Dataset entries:
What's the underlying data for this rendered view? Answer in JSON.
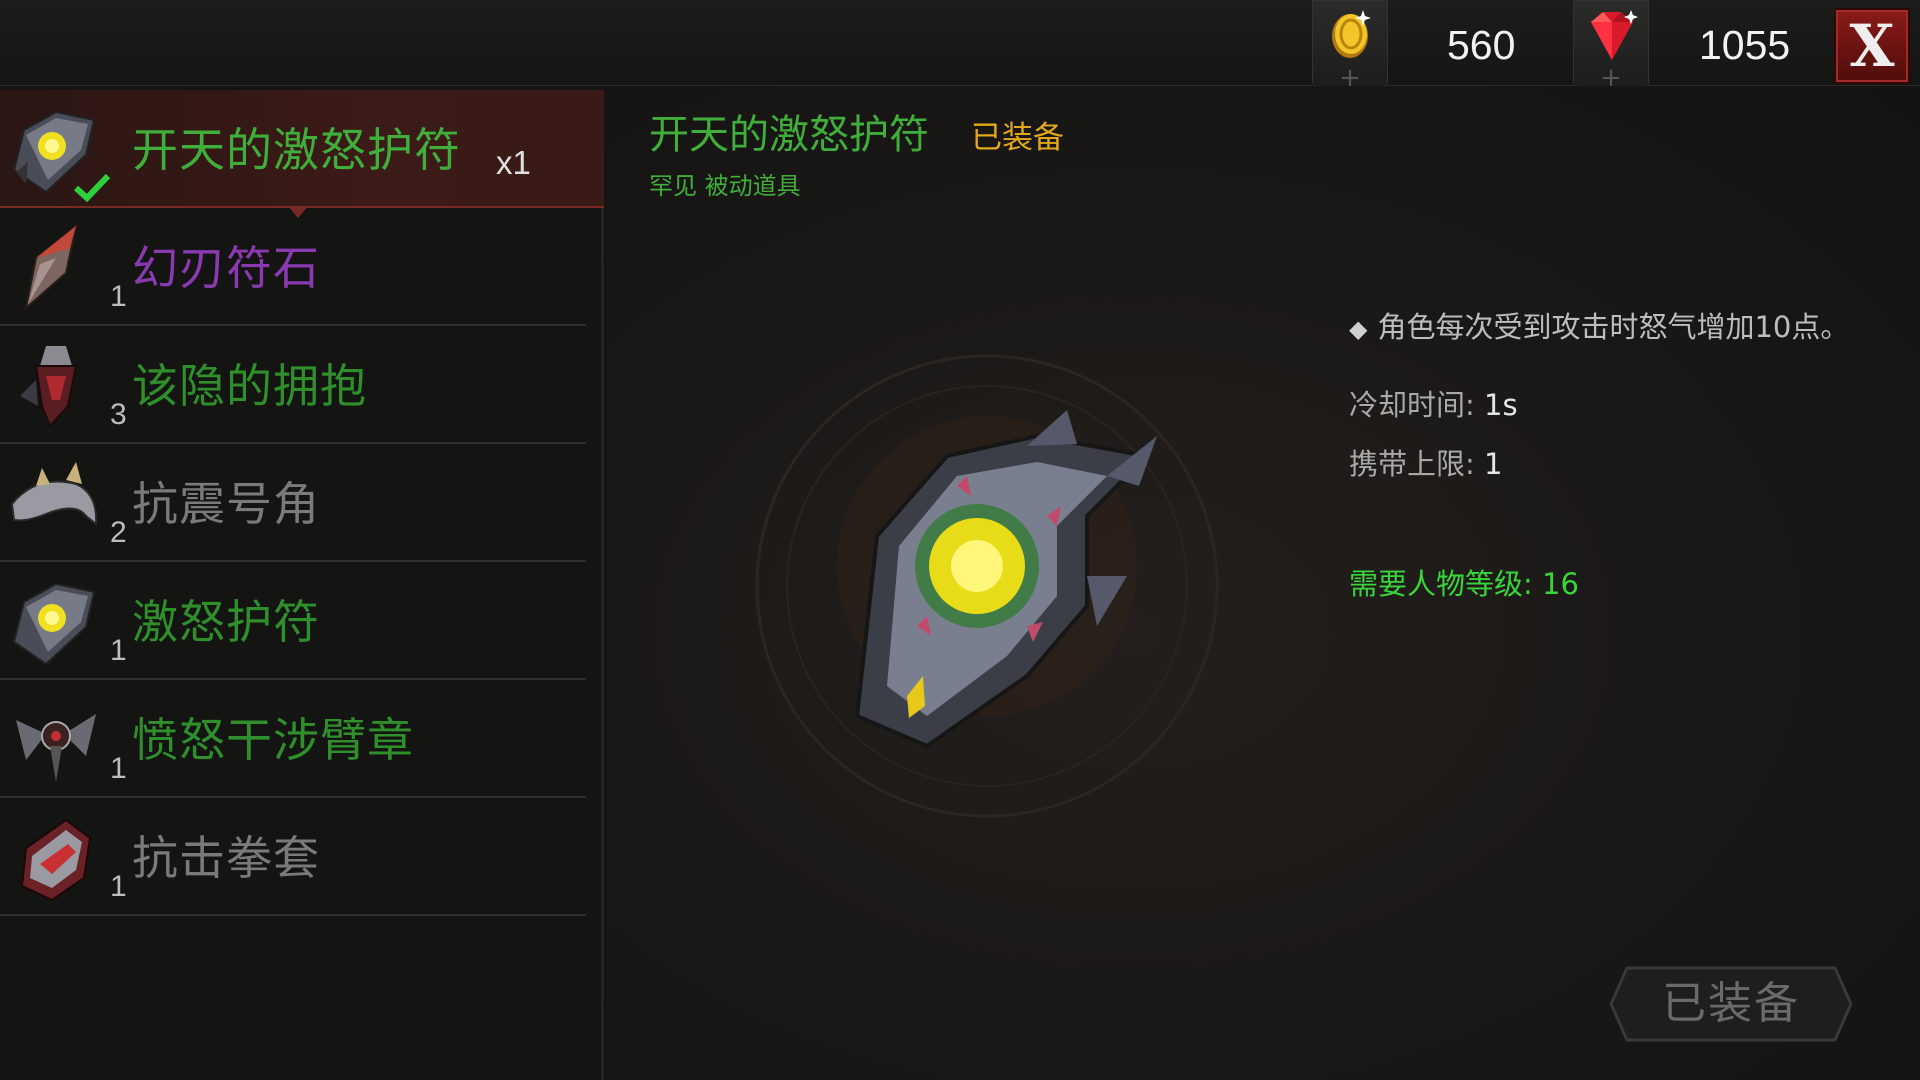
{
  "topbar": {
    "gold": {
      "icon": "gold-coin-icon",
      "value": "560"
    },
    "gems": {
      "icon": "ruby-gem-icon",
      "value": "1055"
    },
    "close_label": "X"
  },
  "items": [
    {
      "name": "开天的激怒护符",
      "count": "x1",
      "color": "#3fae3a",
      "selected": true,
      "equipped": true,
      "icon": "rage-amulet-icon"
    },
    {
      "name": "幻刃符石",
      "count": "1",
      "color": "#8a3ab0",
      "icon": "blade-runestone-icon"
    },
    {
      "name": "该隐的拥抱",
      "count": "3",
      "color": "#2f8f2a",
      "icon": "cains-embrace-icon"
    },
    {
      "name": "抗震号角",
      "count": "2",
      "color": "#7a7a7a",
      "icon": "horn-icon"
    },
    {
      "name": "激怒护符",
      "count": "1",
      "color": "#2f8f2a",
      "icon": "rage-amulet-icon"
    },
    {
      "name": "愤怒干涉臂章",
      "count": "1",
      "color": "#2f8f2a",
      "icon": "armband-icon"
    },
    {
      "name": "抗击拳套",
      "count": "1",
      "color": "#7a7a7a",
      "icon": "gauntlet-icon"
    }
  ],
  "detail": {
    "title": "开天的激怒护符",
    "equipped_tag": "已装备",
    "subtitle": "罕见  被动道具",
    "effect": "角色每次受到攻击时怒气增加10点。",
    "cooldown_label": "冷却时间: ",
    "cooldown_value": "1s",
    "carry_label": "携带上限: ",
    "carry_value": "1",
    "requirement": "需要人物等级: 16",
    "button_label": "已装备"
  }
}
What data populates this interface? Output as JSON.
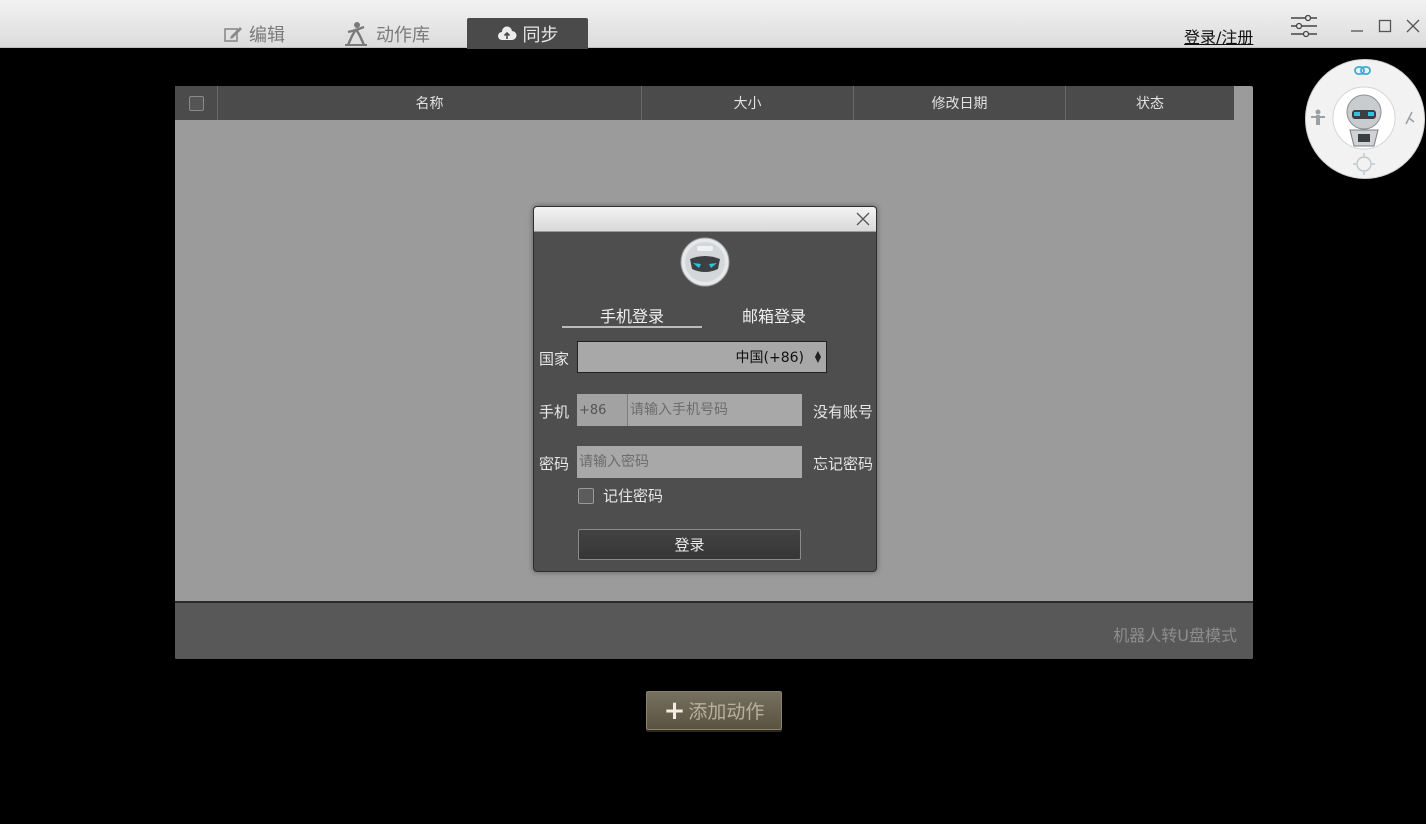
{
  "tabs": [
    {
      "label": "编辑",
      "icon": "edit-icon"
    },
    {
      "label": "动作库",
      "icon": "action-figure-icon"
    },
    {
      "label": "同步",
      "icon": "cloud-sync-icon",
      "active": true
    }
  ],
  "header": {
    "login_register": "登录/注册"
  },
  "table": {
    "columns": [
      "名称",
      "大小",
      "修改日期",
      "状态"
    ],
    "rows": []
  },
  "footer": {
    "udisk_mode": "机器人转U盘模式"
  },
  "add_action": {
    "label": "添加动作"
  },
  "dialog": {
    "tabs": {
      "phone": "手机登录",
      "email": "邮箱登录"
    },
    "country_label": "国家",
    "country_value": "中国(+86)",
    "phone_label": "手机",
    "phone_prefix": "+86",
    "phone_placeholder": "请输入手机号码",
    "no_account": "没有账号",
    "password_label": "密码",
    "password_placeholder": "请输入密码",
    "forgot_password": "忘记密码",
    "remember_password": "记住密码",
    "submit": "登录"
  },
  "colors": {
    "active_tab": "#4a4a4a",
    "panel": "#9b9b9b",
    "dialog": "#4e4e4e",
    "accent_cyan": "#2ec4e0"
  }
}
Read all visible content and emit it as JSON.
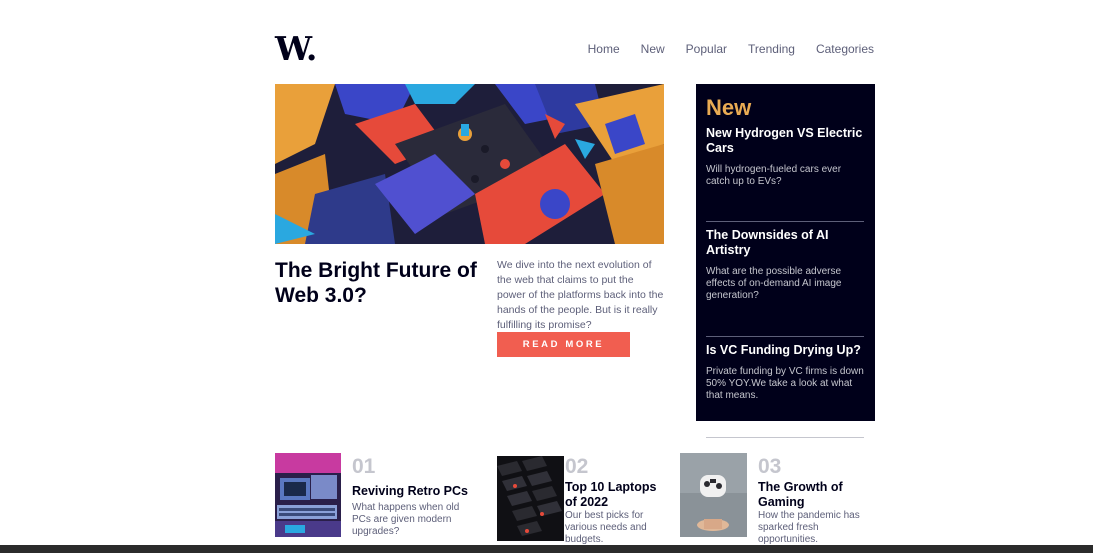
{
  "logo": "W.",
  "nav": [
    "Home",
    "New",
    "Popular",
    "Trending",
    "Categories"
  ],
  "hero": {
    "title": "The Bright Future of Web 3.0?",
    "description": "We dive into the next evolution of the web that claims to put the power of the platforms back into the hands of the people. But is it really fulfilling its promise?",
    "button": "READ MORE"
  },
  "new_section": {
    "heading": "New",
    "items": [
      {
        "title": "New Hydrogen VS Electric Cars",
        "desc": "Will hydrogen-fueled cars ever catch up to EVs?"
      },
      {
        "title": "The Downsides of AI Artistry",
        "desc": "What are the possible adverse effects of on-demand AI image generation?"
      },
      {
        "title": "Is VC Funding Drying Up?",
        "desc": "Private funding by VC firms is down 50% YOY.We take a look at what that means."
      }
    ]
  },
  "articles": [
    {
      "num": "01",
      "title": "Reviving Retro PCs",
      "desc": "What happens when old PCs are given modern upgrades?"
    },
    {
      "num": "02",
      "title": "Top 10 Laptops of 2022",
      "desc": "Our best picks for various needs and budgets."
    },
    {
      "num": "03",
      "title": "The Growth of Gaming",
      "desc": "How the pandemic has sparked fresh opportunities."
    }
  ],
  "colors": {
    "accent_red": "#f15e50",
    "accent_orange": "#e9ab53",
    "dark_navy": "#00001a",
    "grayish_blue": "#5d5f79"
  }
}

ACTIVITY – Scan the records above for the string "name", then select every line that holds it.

REPLY –
      "name": "开天的激怒护符",
      "name": "幻刃符石",
      "name": "该隐的拥抱",
      "name": "抗震号角",
      "name": "激怒护符",
      "name": "愤怒干涉臂章",
      "name": "抗击拳套",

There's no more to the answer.